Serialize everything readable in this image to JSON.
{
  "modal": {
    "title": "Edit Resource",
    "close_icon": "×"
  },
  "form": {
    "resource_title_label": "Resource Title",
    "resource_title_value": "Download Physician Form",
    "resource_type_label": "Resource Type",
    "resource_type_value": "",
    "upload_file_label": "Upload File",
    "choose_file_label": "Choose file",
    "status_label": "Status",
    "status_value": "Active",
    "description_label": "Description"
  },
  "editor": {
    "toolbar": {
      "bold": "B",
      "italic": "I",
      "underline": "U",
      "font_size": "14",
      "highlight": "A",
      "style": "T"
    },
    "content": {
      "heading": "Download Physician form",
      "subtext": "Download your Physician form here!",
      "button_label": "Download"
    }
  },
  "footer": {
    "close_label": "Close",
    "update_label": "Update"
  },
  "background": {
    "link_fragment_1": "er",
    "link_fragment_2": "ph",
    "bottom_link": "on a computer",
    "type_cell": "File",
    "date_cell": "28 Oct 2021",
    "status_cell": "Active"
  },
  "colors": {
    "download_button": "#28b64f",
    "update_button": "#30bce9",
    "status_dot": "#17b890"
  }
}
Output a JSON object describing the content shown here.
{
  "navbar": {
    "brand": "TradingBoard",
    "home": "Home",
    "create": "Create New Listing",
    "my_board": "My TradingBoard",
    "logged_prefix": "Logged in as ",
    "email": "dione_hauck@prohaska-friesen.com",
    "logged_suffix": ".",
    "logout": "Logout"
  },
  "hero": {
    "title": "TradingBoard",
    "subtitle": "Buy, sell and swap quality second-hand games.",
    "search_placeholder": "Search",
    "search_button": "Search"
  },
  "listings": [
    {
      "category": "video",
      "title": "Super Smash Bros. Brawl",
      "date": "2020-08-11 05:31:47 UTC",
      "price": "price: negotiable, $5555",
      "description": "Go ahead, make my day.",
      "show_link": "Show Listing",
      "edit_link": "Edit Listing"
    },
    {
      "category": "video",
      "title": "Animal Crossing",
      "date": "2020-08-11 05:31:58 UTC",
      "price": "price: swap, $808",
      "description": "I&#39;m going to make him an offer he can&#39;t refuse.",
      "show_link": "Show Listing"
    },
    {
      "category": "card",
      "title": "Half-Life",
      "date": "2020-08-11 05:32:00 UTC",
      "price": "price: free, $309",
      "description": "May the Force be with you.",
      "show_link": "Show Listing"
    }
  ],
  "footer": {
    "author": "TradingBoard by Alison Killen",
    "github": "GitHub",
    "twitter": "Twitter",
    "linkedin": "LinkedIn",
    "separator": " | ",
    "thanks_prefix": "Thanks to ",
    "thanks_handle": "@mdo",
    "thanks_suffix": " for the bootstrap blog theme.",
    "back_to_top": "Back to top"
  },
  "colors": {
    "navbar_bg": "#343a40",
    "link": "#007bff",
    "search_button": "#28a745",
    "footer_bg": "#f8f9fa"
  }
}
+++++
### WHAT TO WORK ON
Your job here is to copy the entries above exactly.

### WRITTEN RESPONSE
Serialize everything readable in this image to JSON.
{
  "modal": {
    "title": "Edit Resource",
    "close_icon": "×"
  },
  "form": {
    "resource_title_label": "Resource Title",
    "resource_title_value": "Download Physician Form",
    "resource_type_label": "Resource Type",
    "resource_type_value": "",
    "upload_file_label": "Upload File",
    "choose_file_label": "Choose file",
    "status_label": "Status",
    "status_value": "Active",
    "description_label": "Description"
  },
  "editor": {
    "toolbar": {
      "bold": "B",
      "italic": "I",
      "underline": "U",
      "font_size": "14",
      "highlight": "A",
      "style": "T"
    },
    "content": {
      "heading": "Download Physician form",
      "subtext": "Download your Physician form here!",
      "button_label": "Download"
    }
  },
  "footer": {
    "close_label": "Close",
    "update_label": "Update"
  },
  "background": {
    "link_fragment_1": "er",
    "link_fragment_2": "ph",
    "bottom_link": "on a computer",
    "type_cell": "File",
    "date_cell": "28 Oct 2021",
    "status_cell": "Active"
  },
  "colors": {
    "download_button": "#28b64f",
    "update_button": "#30bce9",
    "status_dot": "#17b890"
  }
}
Output a JSON object describing the content shown here.
{
  "navbar": {
    "brand": "TradingBoard",
    "home": "Home",
    "create": "Create New Listing",
    "my_board": "My TradingBoard",
    "logged_prefix": "Logged in as ",
    "email": "dione_hauck@prohaska-friesen.com",
    "logged_suffix": ".",
    "logout": "Logout"
  },
  "hero": {
    "title": "TradingBoard",
    "subtitle": "Buy, sell and swap quality second-hand games.",
    "search_placeholder": "Search",
    "search_button": "Search"
  },
  "listings": [
    {
      "category": "video",
      "title": "Super Smash Bros. Brawl",
      "date": "2020-08-11 05:31:47 UTC",
      "price": "price: negotiable, $5555",
      "description": "Go ahead, make my day.",
      "show_link": "Show Listing",
      "edit_link": "Edit Listing"
    },
    {
      "category": "video",
      "title": "Animal Crossing",
      "date": "2020-08-11 05:31:58 UTC",
      "price": "price: swap, $808",
      "description": "I&#39;m going to make him an offer he can&#39;t refuse.",
      "show_link": "Show Listing"
    },
    {
      "category": "card",
      "title": "Half-Life",
      "date": "2020-08-11 05:32:00 UTC",
      "price": "price: free, $309",
      "description": "May the Force be with you.",
      "show_link": "Show Listing"
    }
  ],
  "footer": {
    "author": "TradingBoard by Alison Killen",
    "github": "GitHub",
    "twitter": "Twitter",
    "linkedin": "LinkedIn",
    "separator": " | ",
    "thanks_prefix": "Thanks to ",
    "thanks_handle": "@mdo",
    "thanks_suffix": " for the bootstrap blog theme.",
    "back_to_top": "Back to top"
  },
  "colors": {
    "navbar_bg": "#343a40",
    "link": "#007bff",
    "search_button": "#28a745",
    "footer_bg": "#f8f9fa"
  }
}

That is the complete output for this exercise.